→ **Work order**
Search the records for the string "true". Copy each line where it occurs.

**** Provided material ****

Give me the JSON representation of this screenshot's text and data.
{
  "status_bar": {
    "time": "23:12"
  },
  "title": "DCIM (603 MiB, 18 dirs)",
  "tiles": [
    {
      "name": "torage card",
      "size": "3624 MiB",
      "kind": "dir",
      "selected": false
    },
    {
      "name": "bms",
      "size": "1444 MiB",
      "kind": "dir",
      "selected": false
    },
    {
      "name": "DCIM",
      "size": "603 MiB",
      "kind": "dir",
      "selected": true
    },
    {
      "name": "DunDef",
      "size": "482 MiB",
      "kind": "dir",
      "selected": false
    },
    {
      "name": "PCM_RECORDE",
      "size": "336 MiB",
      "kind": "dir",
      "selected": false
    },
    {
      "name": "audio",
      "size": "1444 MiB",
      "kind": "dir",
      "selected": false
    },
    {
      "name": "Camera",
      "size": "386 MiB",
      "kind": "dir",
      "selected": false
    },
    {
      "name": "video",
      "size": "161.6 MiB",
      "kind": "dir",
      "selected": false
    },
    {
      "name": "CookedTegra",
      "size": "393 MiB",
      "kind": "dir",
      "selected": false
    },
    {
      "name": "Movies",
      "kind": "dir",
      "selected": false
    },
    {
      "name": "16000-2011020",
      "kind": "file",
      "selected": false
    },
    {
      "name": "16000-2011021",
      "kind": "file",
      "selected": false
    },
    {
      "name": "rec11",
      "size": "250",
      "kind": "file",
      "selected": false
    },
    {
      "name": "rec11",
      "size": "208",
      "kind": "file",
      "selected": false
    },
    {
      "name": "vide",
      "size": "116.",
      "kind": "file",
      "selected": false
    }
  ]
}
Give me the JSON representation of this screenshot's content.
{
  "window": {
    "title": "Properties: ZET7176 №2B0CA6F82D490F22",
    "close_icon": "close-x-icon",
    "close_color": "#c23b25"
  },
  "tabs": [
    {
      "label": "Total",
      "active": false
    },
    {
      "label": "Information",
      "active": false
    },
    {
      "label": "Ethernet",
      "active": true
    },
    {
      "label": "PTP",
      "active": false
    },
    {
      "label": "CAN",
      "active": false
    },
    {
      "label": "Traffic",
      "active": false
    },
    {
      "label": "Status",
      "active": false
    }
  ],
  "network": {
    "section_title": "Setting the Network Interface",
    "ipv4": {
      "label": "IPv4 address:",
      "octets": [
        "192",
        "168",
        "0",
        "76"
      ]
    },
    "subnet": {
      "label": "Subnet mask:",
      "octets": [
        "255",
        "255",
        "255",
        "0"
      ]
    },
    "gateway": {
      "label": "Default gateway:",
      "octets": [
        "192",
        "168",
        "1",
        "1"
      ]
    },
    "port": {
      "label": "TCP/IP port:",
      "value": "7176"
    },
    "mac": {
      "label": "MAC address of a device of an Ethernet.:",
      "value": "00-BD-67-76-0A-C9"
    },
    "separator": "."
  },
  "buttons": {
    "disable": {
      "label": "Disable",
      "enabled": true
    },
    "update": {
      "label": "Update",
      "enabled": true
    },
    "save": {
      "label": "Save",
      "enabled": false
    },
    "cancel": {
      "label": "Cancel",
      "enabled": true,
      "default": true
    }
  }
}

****

→ **Answer box**
      "selected": true
      "active": true
      "enabled": true
      "enabled": true
      "enabled": true,
      "default": true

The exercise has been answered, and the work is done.